WORK REQUEST - Look through the entries below for the string "category", and copy each line where it is found.
═════ GIVEN RECORDS ═════
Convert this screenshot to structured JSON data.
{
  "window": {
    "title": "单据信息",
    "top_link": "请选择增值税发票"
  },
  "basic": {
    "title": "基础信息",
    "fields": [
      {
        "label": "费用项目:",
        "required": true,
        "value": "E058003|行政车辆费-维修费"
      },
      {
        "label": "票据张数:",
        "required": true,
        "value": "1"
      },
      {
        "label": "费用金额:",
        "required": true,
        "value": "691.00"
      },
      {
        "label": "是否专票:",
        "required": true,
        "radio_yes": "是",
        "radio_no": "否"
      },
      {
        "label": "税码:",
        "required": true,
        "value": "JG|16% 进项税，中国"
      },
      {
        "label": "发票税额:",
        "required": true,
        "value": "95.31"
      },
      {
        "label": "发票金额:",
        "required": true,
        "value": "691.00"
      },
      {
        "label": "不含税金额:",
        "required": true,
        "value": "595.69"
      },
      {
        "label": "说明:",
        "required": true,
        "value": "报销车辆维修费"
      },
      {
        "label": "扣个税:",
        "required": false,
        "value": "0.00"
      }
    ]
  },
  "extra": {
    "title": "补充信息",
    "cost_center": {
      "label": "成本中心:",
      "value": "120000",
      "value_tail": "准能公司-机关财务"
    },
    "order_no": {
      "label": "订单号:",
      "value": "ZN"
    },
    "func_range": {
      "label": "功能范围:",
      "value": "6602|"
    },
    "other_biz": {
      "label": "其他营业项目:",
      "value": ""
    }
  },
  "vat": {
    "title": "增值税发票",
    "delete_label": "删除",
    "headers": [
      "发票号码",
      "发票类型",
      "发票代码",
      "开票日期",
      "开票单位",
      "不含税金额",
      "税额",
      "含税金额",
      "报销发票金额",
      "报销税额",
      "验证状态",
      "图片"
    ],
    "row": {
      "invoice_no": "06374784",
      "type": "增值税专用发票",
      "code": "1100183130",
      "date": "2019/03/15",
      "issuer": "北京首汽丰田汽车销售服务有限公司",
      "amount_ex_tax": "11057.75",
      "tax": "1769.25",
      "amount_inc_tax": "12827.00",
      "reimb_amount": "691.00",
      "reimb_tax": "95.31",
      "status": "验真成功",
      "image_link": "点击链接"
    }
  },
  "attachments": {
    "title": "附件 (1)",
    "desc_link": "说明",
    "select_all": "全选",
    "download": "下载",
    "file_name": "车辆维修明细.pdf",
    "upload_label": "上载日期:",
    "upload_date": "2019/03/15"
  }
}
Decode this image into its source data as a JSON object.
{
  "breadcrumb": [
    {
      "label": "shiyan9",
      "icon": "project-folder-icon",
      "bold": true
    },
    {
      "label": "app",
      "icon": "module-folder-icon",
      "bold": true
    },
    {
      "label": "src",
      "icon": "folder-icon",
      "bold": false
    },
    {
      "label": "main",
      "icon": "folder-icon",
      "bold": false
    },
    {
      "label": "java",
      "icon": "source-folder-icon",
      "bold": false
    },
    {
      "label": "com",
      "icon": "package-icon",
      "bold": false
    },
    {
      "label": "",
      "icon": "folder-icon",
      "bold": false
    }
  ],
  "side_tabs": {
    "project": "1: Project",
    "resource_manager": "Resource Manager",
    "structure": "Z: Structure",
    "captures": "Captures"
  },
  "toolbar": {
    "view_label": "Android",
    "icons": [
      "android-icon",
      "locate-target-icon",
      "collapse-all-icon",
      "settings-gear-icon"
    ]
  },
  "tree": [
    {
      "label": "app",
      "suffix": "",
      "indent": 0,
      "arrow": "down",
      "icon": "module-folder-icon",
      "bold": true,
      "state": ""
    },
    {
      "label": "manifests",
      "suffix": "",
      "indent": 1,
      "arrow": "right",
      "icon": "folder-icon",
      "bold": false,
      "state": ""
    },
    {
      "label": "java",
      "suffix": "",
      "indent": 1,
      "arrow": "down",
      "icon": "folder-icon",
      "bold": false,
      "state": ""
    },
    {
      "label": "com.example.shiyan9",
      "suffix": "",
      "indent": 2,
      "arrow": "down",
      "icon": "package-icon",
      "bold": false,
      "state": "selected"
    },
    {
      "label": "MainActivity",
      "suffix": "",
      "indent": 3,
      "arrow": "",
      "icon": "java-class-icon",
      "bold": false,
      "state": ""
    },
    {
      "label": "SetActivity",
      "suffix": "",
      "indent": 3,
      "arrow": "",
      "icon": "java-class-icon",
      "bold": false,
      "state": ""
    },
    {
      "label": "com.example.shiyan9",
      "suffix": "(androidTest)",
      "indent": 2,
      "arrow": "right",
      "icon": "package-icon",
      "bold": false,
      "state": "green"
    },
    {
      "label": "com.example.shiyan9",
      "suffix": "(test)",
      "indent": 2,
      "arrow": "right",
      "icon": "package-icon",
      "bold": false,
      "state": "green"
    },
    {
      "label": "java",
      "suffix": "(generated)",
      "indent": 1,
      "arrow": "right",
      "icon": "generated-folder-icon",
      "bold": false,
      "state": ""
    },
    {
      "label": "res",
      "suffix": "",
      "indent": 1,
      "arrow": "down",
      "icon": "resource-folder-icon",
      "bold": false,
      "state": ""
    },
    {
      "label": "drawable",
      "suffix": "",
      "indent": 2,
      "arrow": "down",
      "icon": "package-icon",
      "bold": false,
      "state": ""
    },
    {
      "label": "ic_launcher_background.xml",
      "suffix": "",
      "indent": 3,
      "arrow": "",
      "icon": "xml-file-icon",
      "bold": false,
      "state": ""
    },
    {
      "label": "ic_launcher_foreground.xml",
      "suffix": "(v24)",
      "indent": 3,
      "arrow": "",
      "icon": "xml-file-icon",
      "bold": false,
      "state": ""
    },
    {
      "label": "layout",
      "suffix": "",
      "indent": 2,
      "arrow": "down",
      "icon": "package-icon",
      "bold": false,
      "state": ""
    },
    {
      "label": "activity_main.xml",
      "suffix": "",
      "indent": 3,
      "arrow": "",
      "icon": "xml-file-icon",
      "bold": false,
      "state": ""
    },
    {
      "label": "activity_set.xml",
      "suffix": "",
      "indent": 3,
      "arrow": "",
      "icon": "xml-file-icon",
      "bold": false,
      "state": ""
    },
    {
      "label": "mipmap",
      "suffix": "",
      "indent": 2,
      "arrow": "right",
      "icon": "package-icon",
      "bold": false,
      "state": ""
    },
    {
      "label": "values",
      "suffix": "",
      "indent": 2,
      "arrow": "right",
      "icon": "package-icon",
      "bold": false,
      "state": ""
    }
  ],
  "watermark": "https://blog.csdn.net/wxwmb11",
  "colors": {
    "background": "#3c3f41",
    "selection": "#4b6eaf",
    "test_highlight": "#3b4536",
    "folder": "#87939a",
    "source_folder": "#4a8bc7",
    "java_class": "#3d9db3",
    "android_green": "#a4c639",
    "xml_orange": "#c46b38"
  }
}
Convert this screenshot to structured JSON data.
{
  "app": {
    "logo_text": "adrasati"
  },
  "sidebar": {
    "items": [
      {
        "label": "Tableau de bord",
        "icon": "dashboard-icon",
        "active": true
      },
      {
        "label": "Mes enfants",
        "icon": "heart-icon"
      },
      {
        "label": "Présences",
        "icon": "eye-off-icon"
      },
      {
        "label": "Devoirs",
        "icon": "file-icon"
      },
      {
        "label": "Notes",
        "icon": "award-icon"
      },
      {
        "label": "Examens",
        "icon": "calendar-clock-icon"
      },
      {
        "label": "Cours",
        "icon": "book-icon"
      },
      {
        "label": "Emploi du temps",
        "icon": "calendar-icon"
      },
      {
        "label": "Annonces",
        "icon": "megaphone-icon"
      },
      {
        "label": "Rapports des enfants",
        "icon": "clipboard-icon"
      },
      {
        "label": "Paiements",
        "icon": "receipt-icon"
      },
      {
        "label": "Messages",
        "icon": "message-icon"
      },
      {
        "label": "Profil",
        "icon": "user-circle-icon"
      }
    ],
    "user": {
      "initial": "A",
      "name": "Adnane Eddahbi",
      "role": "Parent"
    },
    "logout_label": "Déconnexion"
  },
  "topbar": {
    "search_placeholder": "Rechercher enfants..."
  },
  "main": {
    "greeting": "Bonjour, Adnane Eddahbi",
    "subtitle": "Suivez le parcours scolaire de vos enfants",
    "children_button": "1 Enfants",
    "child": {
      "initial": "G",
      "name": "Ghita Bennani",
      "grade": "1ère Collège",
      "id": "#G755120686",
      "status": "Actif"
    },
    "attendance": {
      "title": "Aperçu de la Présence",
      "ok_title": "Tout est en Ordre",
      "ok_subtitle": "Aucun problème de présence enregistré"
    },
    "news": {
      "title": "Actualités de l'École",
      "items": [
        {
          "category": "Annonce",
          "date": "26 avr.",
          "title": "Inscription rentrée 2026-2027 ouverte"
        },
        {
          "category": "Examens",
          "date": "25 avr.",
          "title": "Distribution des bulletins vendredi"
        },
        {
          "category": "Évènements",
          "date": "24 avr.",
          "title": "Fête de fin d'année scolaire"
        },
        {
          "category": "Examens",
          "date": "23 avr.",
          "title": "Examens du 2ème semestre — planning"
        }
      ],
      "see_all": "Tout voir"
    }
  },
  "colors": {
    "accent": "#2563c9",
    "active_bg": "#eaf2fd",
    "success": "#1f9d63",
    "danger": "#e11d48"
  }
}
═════
YOUR SOLUTION -
          "category": "Annonce",
          "category": "Examens",
          "category": "Évènements",
          "category": "Examens",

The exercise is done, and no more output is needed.